A trial conducted in Europe and the USA has shown that cannabidiol – a drug derived from cannabis but with the psycho-active elements removed – reduces seizures in children with a form of drug resistant epilepsy, known as Dravet syndrome.
Research led by Diagnostics and Imaging Theme lead, Professor Neil Sebire aimed to investigate which aspects of post-mortem examinations in stillbirths are most effective at providing a cause of death.
A drug for Duchenne Muscular Dystrophy (DMD), originally developed by BRC Theme Lead Professor Francesco Muntoni’s Consortium in the UK, has been filed by Sarepta Therapeutics for accelerated approval by the United States Food and Drug Adminstration (FDA).
Diagnostics and Imaging Theme Lead Professor Neil Sebire has teamed up with researchers from nine other establishments to carry out the largest randomised trial to investigate the long-term safety of vaginal progesterone prophylaxis for preterm births.
Friday 12 May is International Nurses Day and across the world, the global health family comes together to celebrate the nursing profession. This year the theme focuses on ‘nurses as heroes’ and here at Great Ormond Street Hospital (GOSH) we want to pay tribute and say thank you to all our nursing staff who we see as the superheroes of healthcare.
Professor Neil Sebire – who is Diagnostics and Imaging Theme lead at the Great Ormond Street BRC has been awarded an NIHR HTA grant on behalf of the Minimally Invasive Autopsy team at Great Ormond Street Hospital.

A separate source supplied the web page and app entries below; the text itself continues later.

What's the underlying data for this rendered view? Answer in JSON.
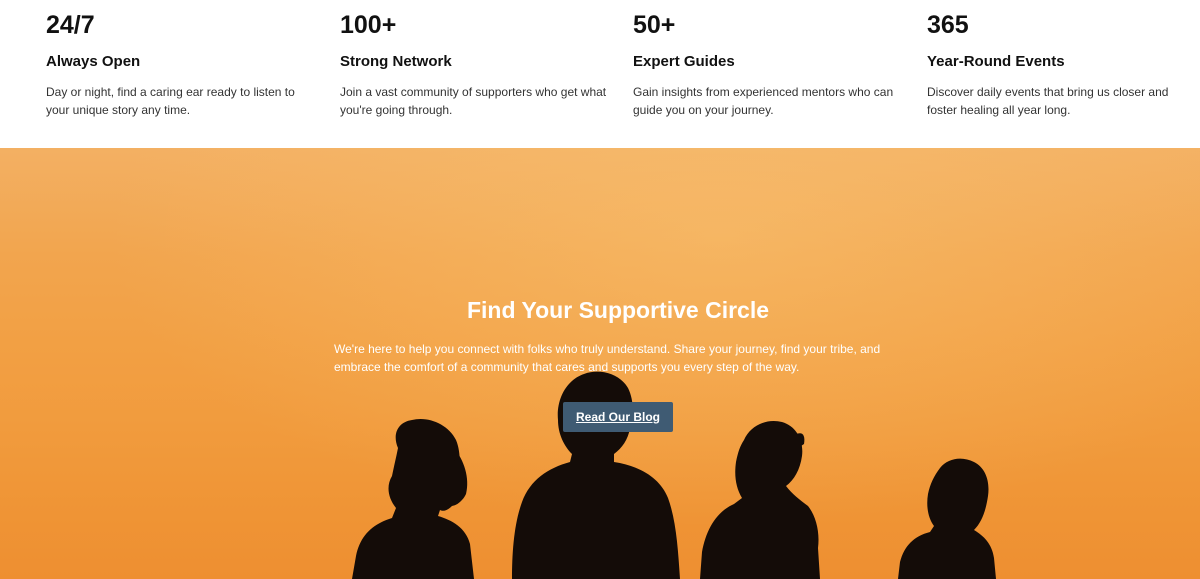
{
  "stats": [
    {
      "number": "24/7",
      "title": "Always Open",
      "description": "Day or night, find a caring ear ready to listen to your unique story any time."
    },
    {
      "number": "100+",
      "title": "Strong Network",
      "description": "Join a vast community of supporters who get what you're going through."
    },
    {
      "number": "50+",
      "title": "Expert Guides",
      "description": "Gain insights from experienced mentors who can guide you on your journey."
    },
    {
      "number": "365",
      "title": "Year-Round Events",
      "description": "Discover daily events that bring us closer and foster healing all year long."
    }
  ],
  "hero": {
    "title": "Find Your Supportive Circle",
    "text": "We're here to help you connect with folks who truly understand. Share your journey, find your tribe, and embrace the comfort of a community that cares and supports you every step of the way.",
    "button_label": "Read Our Blog"
  },
  "colors": {
    "button_bg": "#3f5b73",
    "sunset_orange": "#f2a044",
    "silhouette": "#140c08"
  }
}
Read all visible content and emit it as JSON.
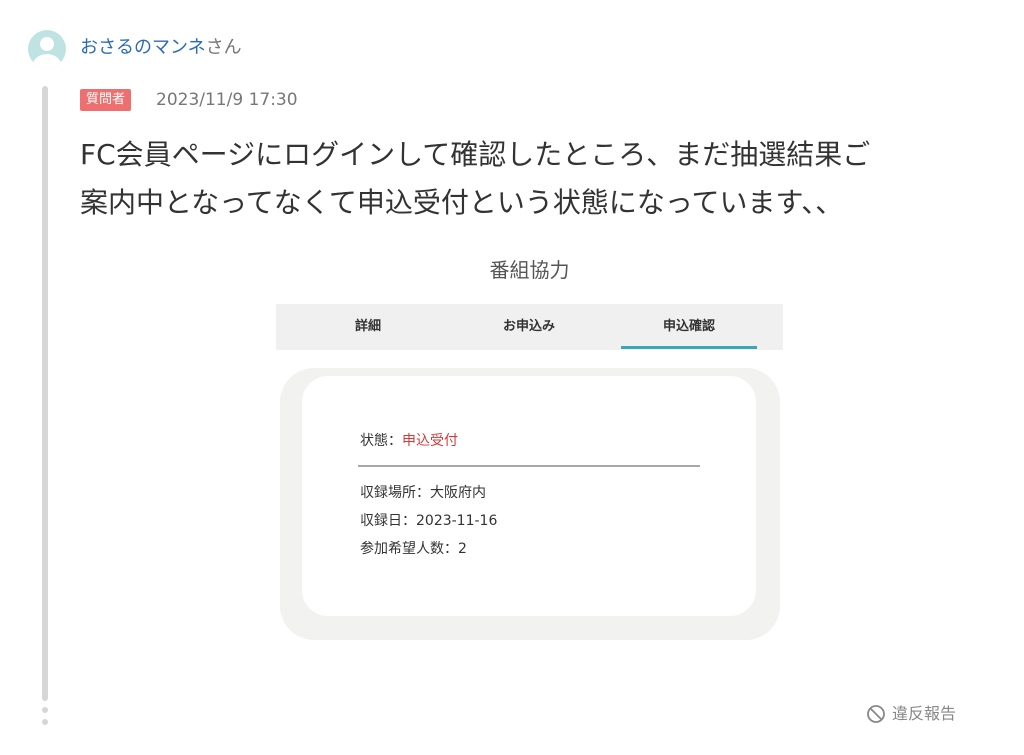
{
  "user": {
    "name": "おさるのマンネ",
    "suffix": "さん"
  },
  "post": {
    "badge": "質問者",
    "timestamp": "2023/11/9 17:30",
    "text_lines": [
      "FC会員ページにログインして確認したところ、まだ抽選結果ご",
      "案内中となってなくて申込受付という状態になっています、、"
    ]
  },
  "embedded_screenshot": {
    "title": "番組協力",
    "tabs": [
      "詳細",
      "お申込み",
      "申込確認"
    ],
    "active_tab": "申込確認",
    "status_label": "状態：",
    "status_value": "申込受付",
    "details": [
      "収録場所：大阪府内",
      "収録日：2023-11-16",
      "参加希望人数：2"
    ]
  },
  "actions": {
    "report_label": "違反報告"
  },
  "colors": {
    "username": "#2b6bb6",
    "badge_bg": "#ee6f6f",
    "status_value": "#d03a3a",
    "active_tab_underline": "#3ba6b6"
  },
  "icons": {
    "avatar": "default-user-avatar-icon",
    "report": "ban-icon"
  }
}
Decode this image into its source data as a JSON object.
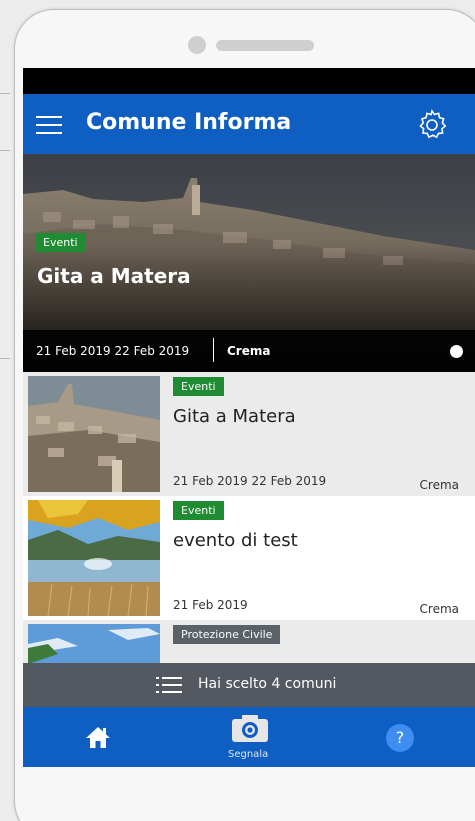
{
  "app": {
    "title": "Comune Informa"
  },
  "hero": {
    "tag": "Eventi",
    "title": "Gita a Matera",
    "dates": "21 Feb 2019 22 Feb 2019",
    "location": "Crema"
  },
  "list": [
    {
      "tag": "Eventi",
      "tag_color": "#1f8c33",
      "title": "Gita a Matera",
      "dates": "21 Feb 2019 22 Feb 2019",
      "location": "Crema"
    },
    {
      "tag": "Eventi",
      "tag_color": "#1f8c33",
      "title": "evento di test",
      "dates": "21 Feb 2019",
      "location": "Crema"
    },
    {
      "tag": "Protezione Civile",
      "tag_color": "#5a6168",
      "title": "",
      "dates": "",
      "location": ""
    }
  ],
  "comuni_bar": {
    "label": "Hai scelto 4 comuni"
  },
  "bottom_nav": {
    "home_icon": "home-icon",
    "camera_label": "Segnala",
    "help_symbol": "?"
  },
  "colors": {
    "primary": "#0f5fc2",
    "events_tag": "#1f8c33",
    "protezione_tag": "#5a6168"
  }
}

At Great Ormond Street Hospital (GOSH), we try to achieve the highest standards in our clinical care and also in the services we provide for children, young people and families. We want to exceed your expectations so we try to improve what we do and how we do it all the time.